Bengaluru, NFAPost: HealthifyMe, a leading health-tech company in India, closed a $75 million Series C from LeapFrog and Khosla Ventures, with plans to grow its user base in India, Southeast Asia and North America.
Besides planning to go for global expansion in Southeast Asia and North America, HealthifyMe will use the funding round for building more ranges of customisable health programmes.
The Bangalore-based company announced its decision today as the world over Covid-19 pandemic has unleashed an uncertain period and citizens are much more conscious of their health and eating habits.
It is interesting to note that HealthifyMe is the first Indian health tech startup LeapFrog has invested in, and Khosla Ventures’ largest investment in India to date. Unilever Ventures, Elm and Healthquad also participated in the round along with returning investors Chiratae Ventures, Inventus Capital and Sistema Asia Capital.
Since its inception, HealthifyMe has now raised more than $100 million in total. But the company did not disclose its post-money valuation. But co-founder and chief executive officer Tushar Vashisht said it is on its way to be startup with “soonicorn” status.
Expressing his ambitious game plan, Tushar Vashisht said the company achieved the staus as India’s top health and fitness app and now looking at become a global player. “In North America, it is popular among Indian expat and Indian American communities, and now it will target other customer segments, too,” he said.
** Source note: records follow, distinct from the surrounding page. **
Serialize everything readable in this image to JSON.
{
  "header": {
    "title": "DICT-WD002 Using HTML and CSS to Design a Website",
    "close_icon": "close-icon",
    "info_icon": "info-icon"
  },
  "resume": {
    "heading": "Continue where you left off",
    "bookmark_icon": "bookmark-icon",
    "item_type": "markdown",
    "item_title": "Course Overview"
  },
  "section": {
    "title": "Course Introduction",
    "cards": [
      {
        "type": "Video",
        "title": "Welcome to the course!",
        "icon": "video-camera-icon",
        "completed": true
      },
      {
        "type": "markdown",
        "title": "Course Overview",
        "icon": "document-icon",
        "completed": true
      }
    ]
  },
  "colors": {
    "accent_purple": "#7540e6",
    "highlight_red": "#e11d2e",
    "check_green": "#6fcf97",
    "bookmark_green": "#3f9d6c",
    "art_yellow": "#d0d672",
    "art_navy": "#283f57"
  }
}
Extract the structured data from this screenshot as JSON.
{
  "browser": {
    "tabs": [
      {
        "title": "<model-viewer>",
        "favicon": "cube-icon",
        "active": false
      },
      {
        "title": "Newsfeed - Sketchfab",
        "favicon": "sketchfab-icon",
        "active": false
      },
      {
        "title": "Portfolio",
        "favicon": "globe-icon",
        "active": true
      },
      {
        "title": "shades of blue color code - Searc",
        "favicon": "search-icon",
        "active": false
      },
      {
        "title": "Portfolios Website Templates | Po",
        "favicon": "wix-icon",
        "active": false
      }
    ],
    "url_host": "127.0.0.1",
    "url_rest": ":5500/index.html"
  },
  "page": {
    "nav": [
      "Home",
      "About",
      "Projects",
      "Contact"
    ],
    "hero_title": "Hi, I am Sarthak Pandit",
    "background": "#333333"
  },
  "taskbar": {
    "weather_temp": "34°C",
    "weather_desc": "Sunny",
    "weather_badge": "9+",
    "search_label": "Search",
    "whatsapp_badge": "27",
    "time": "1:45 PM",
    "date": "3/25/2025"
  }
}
Besides HealthifySmart to customize diet plans for users using AI-based tools, HealthifyMe’s products includes live conversations with coaches. During the pandemic, the company launched HealthifyPlus, for people who are managing chronic conditions like diabetes, polycystic ovary syndrome, high cholesterol or hypertension, and HealthifyStudio, with live workout classes.
The app also has a AI-based nutritionist called Ria that is trained for cuisines in different markets through a combination of user-tracked data, guidance from local nutritionists and databases from sources like the United States Department of Agriculture.
HealthifyMe will work with LeapFrog’s research and development hub, ImpactLabs, to develop more programmes for people with chronic health conditions.
HealthifySmart and HealthifyStudio, its newest products, already contribute 25% to the company’s line. HealthifyMe also says it doubled its user base and revenue over the last year, recently surpassing 25 million downloads, and is currently on target to reach $50 million in annualized recurring revenue within the next six months. It has about 1,500 trainers and coaches on the platform, with plans to add 1,000 more to support its expansion.
Since HealthifyMe began operating first in cost-sensitive markets, it started using AI early on to scale efficiently, Vashisht said. As a result, it is able to offer products at lower prices than its competition.
Tushar Vashisht said today in the U.S there is free DIY calorie counting solutions like MyFitnessPal and expensive human-assisted coaching and diet solutions like Noom and WeightWatchers. “But nothing in the middle exists that allows one to track nutrition and calories while getting advice at an affordable price point,” said Tushar Vashisht.
About 25% of HealthifyMe’s revenue comes from outside of India, including Singapore and Malaysia. When it enters a new market, the company localizes its services using a playbook.
For its HealthifyPlus customers, the company has seen a statistically significant impact on their Hemoglobin A1C (Hb1AC), LDL cholesterol and thyroid-stimulating hormone (TSH) levels. Vashisht added that HealthifyMe plans to publish its results in the coming months, and also hopes to integrate with diagnostics providers in the future to track clinical indicators.
Part of the new funding will be used to double HealthifyMe’s current engineering and design teams, including through acqui-hires, with the company looking for digital health and wellness companies to buy. It will also fill senior leadership roles in operations, marketing, human relations and technology.
(The story is based on TechCrunch report)